The other great thing about singing is that it releases endorphins, which are chemicals in our bodies that give us a ‘high’ (similar to how you might feel after a run but without getting hot and sweaty)! Endorphins reduce pain sensation and increase pleasure, so they make us feel good. Activities that release endorphins are good for our physical and mental health and wellbeing.
No wonder singing feels really good for us!
Singing is good for our health.
Singing involves lots of muscles in our bodies. When we warm-up for rehearsal, we include some physical activity like shoulder rolls and stretches, as well as breathing exercises for our abdominal muscles. It can be quite a physical work out! A long rehearsal can be quite physically tiring, but singing builds our stamina and muscle tone.
What’s more, singing is good for our posture. We stand with good spinal alignment, soft knees, and relaxed shoulders, and rehearsals usually involve a lot of standing up! Being sedentary is bad for our bodies, but the lockdown has reduced our opportunities to move around during the day and take regular outdoor exercise. By standing to sing, we change our posture and engage different muscles, and barbershop singing involves physical movement to the music, which adds to the exercise benefits.

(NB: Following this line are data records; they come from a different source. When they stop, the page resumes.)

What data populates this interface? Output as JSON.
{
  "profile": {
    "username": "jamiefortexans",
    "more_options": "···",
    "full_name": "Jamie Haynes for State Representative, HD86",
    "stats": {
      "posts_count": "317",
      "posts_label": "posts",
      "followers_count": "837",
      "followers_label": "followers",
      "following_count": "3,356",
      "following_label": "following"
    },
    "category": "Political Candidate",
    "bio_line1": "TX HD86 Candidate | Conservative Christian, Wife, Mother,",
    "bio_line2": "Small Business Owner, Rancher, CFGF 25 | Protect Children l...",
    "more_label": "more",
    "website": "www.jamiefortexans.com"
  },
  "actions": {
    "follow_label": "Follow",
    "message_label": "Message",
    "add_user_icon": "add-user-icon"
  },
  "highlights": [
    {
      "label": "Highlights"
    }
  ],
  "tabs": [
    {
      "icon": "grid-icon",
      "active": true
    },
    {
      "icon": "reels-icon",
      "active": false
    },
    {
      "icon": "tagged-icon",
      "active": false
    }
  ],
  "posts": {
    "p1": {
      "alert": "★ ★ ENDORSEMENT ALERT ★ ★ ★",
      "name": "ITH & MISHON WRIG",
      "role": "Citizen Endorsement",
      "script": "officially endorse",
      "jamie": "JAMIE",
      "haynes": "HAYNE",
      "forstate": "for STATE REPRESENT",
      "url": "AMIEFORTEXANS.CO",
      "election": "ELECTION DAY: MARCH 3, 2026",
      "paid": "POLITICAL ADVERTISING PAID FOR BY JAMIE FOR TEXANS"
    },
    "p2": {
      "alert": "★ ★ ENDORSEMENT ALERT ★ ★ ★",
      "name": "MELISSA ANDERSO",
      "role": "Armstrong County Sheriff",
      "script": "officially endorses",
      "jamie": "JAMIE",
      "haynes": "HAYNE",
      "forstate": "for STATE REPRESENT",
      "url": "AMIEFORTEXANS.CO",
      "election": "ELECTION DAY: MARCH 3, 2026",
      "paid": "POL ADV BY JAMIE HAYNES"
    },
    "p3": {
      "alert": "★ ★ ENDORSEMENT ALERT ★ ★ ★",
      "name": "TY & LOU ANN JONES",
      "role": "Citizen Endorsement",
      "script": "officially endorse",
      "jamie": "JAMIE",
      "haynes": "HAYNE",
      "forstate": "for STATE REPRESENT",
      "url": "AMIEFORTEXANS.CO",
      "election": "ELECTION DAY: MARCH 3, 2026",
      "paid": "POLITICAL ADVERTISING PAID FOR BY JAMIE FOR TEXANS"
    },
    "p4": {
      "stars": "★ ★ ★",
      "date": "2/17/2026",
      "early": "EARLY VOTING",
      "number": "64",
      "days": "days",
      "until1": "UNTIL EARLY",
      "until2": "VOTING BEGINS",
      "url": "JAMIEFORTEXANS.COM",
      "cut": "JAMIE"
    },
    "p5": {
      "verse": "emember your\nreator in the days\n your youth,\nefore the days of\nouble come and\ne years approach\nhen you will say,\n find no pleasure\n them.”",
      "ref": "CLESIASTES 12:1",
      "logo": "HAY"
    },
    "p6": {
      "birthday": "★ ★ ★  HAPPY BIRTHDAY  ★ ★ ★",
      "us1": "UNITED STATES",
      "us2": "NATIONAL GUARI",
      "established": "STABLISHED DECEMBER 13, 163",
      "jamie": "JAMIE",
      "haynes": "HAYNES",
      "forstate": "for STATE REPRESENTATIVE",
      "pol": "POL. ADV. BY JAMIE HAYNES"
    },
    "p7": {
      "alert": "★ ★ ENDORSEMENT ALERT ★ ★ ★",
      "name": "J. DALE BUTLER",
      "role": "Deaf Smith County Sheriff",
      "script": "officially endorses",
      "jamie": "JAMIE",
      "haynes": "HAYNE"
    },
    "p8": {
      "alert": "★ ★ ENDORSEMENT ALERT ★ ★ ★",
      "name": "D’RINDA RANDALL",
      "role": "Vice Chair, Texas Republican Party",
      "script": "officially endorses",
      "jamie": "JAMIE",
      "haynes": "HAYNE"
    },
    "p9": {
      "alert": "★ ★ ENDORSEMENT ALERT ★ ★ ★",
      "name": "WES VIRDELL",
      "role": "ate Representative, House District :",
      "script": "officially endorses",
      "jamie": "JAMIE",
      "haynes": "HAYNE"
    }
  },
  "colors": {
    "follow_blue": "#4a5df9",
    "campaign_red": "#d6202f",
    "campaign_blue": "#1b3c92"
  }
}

It almost goes without saying that singing is also good for our lungs and breathing. The British Lung Foundation has found that singing can help people to:
– breathe more slowly and more deeply

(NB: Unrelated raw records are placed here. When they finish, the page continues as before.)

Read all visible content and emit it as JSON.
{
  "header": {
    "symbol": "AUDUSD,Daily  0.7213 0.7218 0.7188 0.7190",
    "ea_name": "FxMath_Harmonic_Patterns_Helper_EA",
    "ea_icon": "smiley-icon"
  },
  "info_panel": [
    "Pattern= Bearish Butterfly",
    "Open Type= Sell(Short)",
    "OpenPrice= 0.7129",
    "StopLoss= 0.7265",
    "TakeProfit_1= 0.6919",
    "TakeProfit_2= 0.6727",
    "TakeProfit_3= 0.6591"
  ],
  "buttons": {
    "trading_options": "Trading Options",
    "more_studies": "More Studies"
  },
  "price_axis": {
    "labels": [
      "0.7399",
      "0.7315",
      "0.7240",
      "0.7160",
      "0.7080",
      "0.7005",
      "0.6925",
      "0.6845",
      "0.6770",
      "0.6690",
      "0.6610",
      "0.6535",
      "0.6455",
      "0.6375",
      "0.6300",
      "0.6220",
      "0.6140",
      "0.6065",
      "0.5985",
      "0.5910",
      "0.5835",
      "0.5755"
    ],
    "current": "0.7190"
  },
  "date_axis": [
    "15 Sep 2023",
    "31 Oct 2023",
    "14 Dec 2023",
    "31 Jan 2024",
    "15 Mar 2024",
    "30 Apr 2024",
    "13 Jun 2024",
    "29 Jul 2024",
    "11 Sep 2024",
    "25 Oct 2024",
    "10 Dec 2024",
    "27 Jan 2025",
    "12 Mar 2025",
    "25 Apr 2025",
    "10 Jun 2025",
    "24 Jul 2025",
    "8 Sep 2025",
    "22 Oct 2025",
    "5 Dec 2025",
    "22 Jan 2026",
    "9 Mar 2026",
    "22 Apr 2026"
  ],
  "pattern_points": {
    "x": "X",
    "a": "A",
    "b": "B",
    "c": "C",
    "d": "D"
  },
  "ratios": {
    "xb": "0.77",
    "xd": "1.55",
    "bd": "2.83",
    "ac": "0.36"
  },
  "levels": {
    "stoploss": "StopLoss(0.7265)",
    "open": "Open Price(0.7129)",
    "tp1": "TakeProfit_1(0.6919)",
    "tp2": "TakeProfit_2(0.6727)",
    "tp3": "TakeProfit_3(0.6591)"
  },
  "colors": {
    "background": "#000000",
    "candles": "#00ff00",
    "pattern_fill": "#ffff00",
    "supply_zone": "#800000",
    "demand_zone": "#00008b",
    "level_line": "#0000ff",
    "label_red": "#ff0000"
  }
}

– improve breath control (and reduce feelings of anxiety and panic)
– improve posture to breathe more efficiently
Indeed, the English National Opera is running a breathing and wellbeing programme for people who are recovering from Covid. It uses singing techniques for breathing training to improve breathlessness and reduce feelings of anxiety.
There is also evidence to suggest that singing can reduce levels of the stress hormone cortisol and boost our immune systems by increasing levels of immunoglobulins that help fight disease!
Singing is good for the brain.
Singing is mentally stimulating because you have to think about notes, music and words all at the same time. Then, if you add in the four-part harmonies, a cappella (unaccompanied) singing and any choreography or movements to a song, barbershop singing becomes a whole-brain workout!
The human brain has a tremendous capacity to learn and remember songs and music. Our ability to learn new music is quite astonishing – whilst new members of our chorus often feel nervous about getting up to speed on the whole Fascinating Rhythm repertoire, most find that they can pick it up within a matter of months!
Not only that but music and singing are another part of what makes us human, and they persist in people’s memories. For example, dementia classes that use singing have been shown to improve wellbeing, maintain cognition and increase social connectivity through participation.
With so many benefits for our physical and mental health and wellbeing, perhaps singing could be the perfect post-lockdown activity?
Over the past year, the coronavirus pandemic has disrupted many of our social bonds and networks. Many people will have experienced feelings of persistent anxiety, fatigue and isolation, and those who’ve been ill with covid-19 may also have long-lasting symptoms like brain fog and breathing difficulties.
Certainly, once it is safe for us to do so, Fascinating Rhythm are looking forward to getting back on the risers together for a jolly good sing!
And if you’d like to join us, we’d love to hear from you – please get in touch via our website to find out how to become part of our Fascinating Rhythm family.
Or if you’d just like to have a go at singing from home, why not buy our CD of warm-up exercises and sing along?
You might like to see other articles in the Fascinating Rhythm Insights series:
05 – Why Warm Up?